### Dataset entries
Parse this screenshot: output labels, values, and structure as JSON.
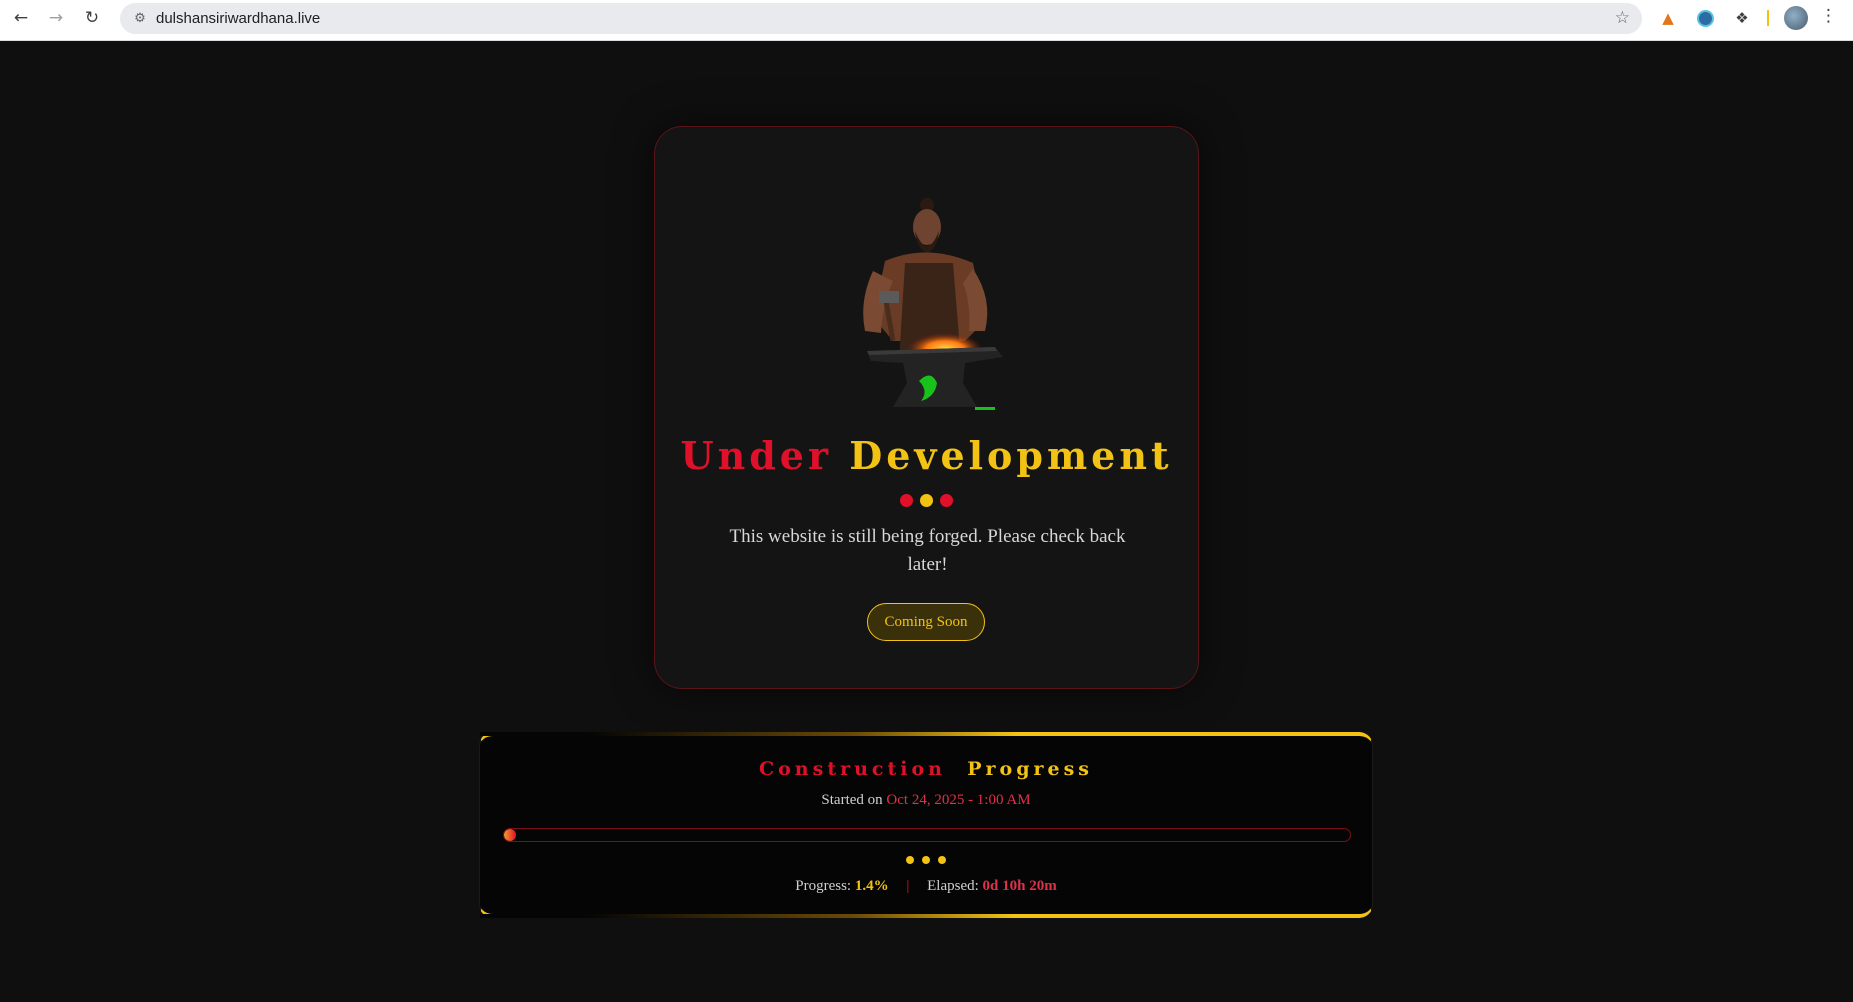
{
  "browser": {
    "url": "dulshansiriwardhana.live"
  },
  "hero": {
    "title_word1": "Under",
    "title_word2": "Development",
    "message": "This website is still being forged. Please check back later!",
    "button_label": "Coming Soon"
  },
  "progress": {
    "title_word1": "Construction",
    "title_word2": "Progress",
    "started_label": "Started on",
    "started_date": "Oct 24, 2025 - 1:00 AM",
    "progress_label": "Progress:",
    "progress_value": "1.4%",
    "progress_fraction": 0.014,
    "elapsed_label": "Elapsed:",
    "elapsed_value": "0d 10h 20m"
  },
  "colors": {
    "accent_red": "#e0102a",
    "accent_gold": "#f2c314",
    "background": "#0f0f0f"
  }
}
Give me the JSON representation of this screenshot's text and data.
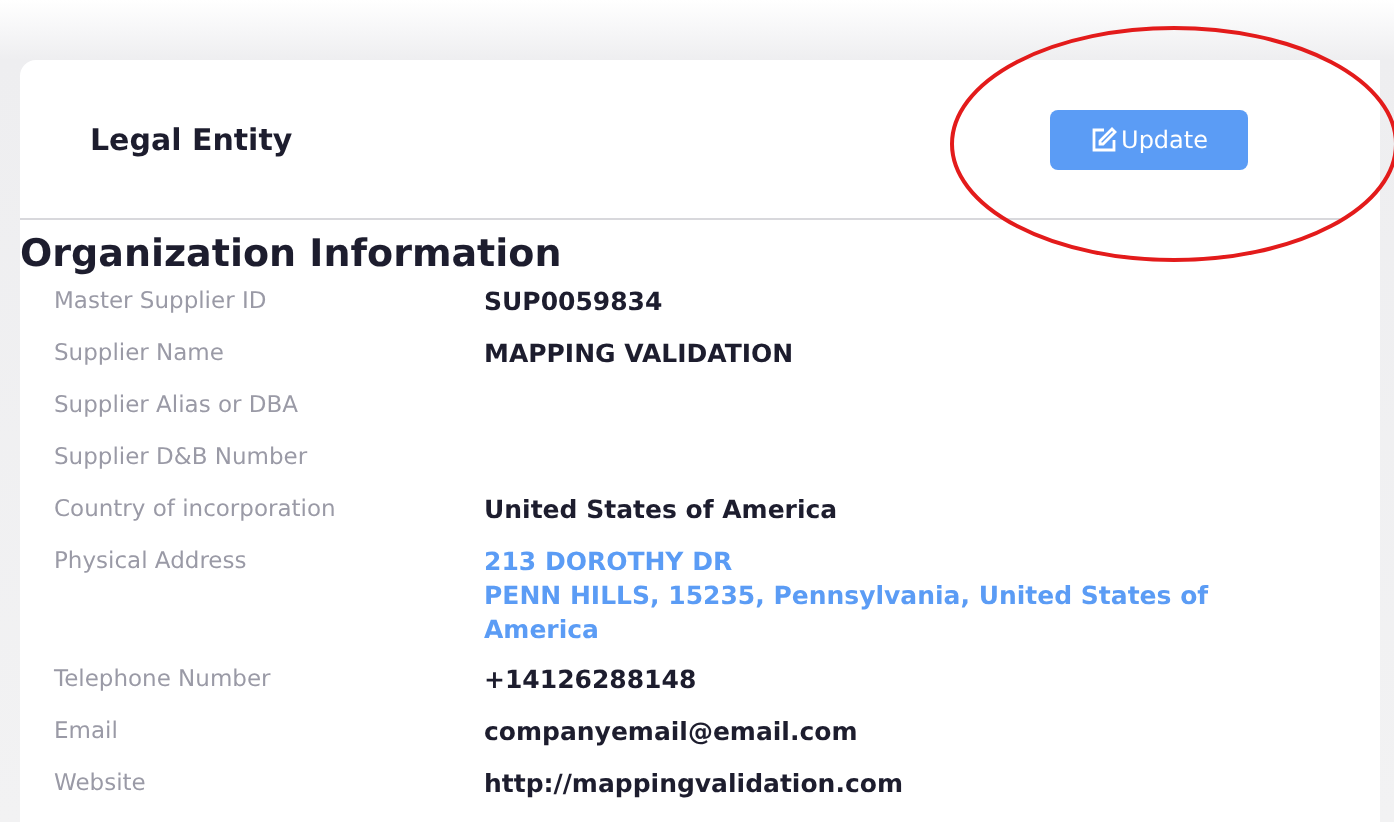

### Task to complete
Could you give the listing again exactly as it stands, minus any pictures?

### Answer for the task
Parse this screenshot: output labels, values, and structure as JSON.
{
  "browser": {
    "url": "dulshansiriwardhana.live"
  },
  "hero": {
    "title_word1": "Under",
    "title_word2": "Development",
    "message": "This website is still being forged. Please check back later!",
    "button_label": "Coming Soon"
  },
  "progress": {
    "title_word1": "Construction",
    "title_word2": "Progress",
    "started_label": "Started on",
    "started_date": "Oct 24, 2025 - 1:00 AM",
    "progress_label": "Progress:",
    "progress_value": "1.4%",
    "progress_fraction": 0.014,
    "elapsed_label": "Elapsed:",
    "elapsed_value": "0d 10h 20m"
  },
  "colors": {
    "accent_red": "#e0102a",
    "accent_gold": "#f2c314",
    "background": "#0f0f0f"
  }
}
Give me the JSON representation of this screenshot's text and data.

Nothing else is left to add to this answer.